Chihuly’s Bridge of Glass (which is located right next to Union Station) is also worth a look. Not only is it a quick way to get to the Museum of Glass, but it’s filled with a wide variety of Chihuly forms — from seaforms to Venetians – as well as two crystal towers. There is level access to the bridge from Pacific Avenue, and once you get across the freeway there is elevator access down to the Museum of Glass.
Cross back over the bridge and take a right on Pacific Avenue and continue on to the Tacoma Art Museum. From there head left on Jefferson Street to the Swiss Pub. The first sidewalk section has a slight incline, so manual wheelchair-users may need a bit of assistance, but it’s very doable for scooter and power wheelchair-users. There is ramp access to the pub on the left, and once you’re inside you’ll find a collection of Chihuly Venetian forms above the bar. This was a favorite watering hole for Chihuly and crew when they were doing the Union Station installation, so he left a few pieces behind as a token of appreciation for the warm hospitality he received.
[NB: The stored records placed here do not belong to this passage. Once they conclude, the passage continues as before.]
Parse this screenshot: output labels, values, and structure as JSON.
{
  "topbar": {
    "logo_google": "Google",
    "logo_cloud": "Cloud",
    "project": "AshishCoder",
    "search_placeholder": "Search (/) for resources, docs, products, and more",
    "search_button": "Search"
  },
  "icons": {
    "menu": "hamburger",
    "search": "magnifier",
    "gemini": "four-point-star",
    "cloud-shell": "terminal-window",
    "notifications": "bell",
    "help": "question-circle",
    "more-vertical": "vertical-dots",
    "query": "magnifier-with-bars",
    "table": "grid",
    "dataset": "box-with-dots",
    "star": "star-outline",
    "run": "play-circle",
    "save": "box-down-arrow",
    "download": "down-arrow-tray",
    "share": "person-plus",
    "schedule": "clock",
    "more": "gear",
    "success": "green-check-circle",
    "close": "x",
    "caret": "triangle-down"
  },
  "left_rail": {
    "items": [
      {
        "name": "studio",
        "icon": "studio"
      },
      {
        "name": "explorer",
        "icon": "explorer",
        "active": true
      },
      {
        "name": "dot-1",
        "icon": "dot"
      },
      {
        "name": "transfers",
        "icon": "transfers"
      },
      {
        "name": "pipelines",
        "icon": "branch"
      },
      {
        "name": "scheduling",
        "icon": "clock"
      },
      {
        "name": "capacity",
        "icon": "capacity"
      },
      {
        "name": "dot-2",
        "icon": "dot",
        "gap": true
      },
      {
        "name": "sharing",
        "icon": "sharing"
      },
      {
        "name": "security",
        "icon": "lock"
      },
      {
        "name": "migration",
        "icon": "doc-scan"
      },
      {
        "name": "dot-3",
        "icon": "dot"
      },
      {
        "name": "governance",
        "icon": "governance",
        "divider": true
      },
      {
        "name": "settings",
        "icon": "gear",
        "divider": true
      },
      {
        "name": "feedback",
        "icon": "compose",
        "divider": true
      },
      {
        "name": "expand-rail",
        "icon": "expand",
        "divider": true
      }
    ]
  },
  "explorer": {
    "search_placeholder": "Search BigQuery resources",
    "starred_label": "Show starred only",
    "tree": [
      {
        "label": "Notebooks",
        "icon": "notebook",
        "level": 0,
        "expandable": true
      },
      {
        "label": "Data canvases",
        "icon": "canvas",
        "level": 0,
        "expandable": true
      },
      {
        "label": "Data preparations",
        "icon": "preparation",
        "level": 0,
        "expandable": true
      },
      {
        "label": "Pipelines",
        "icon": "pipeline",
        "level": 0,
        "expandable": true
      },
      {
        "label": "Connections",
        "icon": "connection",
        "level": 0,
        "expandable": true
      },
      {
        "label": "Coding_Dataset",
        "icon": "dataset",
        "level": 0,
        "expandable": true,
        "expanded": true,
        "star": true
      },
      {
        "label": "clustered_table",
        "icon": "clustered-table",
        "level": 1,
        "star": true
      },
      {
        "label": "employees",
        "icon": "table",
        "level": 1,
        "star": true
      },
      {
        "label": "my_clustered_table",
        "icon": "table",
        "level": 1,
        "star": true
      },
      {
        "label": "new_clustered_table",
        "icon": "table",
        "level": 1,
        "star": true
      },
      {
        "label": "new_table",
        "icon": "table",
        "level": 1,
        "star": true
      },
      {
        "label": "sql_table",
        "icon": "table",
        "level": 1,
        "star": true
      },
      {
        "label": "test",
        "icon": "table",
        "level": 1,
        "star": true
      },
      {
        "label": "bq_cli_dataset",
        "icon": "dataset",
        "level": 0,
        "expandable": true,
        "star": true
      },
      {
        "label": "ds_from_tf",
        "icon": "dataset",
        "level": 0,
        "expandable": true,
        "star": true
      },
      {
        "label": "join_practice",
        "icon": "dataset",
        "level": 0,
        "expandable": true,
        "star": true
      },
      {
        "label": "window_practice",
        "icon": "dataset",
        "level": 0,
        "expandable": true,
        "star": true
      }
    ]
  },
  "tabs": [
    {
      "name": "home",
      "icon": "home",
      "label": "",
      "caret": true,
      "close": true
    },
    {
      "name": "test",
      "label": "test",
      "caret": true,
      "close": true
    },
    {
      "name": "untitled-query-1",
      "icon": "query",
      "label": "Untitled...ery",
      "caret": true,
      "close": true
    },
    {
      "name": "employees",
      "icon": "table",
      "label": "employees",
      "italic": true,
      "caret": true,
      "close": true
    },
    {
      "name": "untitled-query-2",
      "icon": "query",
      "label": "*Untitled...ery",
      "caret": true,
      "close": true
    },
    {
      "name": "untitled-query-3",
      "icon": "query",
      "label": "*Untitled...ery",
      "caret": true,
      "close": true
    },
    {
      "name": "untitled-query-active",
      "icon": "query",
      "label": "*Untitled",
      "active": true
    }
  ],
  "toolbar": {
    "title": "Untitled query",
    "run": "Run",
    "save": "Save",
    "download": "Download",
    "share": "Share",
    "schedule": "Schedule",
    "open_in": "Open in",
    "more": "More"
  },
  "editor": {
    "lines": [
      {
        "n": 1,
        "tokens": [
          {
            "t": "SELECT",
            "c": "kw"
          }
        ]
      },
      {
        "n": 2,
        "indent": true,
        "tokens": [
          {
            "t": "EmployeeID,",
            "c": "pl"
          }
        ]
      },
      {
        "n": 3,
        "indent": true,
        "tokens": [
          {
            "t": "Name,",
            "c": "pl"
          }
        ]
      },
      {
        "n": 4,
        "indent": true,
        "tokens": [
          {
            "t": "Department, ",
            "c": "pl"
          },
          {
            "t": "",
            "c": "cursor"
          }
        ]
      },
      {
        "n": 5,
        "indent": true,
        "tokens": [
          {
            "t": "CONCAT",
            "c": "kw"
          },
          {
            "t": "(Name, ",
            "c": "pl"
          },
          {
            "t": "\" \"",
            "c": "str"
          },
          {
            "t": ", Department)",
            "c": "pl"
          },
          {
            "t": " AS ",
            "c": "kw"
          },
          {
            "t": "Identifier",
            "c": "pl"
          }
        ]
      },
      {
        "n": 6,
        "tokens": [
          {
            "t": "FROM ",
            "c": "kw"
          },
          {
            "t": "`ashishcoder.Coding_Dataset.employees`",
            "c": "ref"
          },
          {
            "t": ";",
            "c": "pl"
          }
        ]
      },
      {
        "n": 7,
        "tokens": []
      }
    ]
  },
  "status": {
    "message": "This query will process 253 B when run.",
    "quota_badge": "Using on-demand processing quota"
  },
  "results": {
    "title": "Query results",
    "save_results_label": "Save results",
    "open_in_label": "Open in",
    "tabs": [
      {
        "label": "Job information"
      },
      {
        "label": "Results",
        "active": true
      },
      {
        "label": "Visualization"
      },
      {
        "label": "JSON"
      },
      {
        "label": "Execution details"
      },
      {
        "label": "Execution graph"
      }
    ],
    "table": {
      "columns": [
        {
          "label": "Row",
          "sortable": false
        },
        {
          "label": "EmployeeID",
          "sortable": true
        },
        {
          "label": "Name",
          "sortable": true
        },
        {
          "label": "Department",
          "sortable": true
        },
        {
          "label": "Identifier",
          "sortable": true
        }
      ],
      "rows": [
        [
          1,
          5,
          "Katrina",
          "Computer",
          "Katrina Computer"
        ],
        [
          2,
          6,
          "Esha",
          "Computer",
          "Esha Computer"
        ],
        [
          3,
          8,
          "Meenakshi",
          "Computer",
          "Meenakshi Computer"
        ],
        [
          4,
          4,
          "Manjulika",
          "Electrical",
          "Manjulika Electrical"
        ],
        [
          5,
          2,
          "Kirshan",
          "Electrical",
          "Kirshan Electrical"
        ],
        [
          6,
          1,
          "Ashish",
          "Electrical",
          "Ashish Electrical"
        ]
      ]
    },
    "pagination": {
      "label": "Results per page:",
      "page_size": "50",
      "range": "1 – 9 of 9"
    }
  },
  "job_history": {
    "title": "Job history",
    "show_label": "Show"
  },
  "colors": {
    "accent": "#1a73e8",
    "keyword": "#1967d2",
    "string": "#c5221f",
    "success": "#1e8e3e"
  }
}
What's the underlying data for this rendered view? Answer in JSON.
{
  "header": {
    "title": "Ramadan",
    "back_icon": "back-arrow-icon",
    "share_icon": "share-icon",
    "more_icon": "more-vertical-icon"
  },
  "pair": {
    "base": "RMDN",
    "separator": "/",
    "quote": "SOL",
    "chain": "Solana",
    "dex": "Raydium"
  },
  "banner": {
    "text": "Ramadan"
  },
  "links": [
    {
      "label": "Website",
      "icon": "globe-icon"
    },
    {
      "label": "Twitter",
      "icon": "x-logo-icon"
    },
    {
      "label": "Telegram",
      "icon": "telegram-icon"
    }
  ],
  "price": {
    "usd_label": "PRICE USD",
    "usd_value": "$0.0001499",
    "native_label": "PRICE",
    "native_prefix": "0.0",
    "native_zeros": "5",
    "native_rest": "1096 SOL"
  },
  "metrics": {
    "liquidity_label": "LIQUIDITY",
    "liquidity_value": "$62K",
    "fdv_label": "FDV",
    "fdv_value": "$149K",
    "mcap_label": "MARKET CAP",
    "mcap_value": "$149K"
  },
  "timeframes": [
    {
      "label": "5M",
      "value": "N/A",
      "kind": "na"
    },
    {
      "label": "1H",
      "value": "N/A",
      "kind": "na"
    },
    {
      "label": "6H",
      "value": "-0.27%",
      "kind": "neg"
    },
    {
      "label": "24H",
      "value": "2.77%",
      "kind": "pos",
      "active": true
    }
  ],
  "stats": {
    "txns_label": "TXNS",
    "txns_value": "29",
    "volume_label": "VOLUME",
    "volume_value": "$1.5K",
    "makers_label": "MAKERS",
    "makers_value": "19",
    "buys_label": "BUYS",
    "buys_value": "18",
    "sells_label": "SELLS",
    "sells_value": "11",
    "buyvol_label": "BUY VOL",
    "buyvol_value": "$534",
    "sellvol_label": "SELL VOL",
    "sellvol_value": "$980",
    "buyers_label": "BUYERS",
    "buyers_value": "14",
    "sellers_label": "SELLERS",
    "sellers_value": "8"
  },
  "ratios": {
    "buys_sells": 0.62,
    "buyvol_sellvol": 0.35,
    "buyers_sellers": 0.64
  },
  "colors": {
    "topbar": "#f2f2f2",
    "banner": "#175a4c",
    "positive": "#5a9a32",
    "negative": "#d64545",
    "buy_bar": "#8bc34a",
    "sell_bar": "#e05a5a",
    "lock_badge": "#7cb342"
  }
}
After you’ve raised a pint or two, head across the street to the University of Washington Library. There’s level access through the main entrance, with a barrier-free pathway to the overcrossing. Continue over the overcrossing and take the elevator down to the second floor. From there turn right and head to the tutoring center, then turn left to the Chihuly Room. This room set aside as a “quiet room” for students, but visitors are welcome. The main attraction is the stunning Chihuly Chinook Red Chandelier.
- Last but not least, head back out to Pacific Avenue and turn right. Continue along till you get to 23rd street , turn left and continue down a block to the Tacoma Glassblowing Studio. Here you’ll find a steady stream of folks learning to blow glass, and you’ll get an up-close-and-personal look at the glassblowing process. There’s level access to the studio and they also have an accessible restroom on the premises. Best of all, there’s never a charge to watch the glassblowers.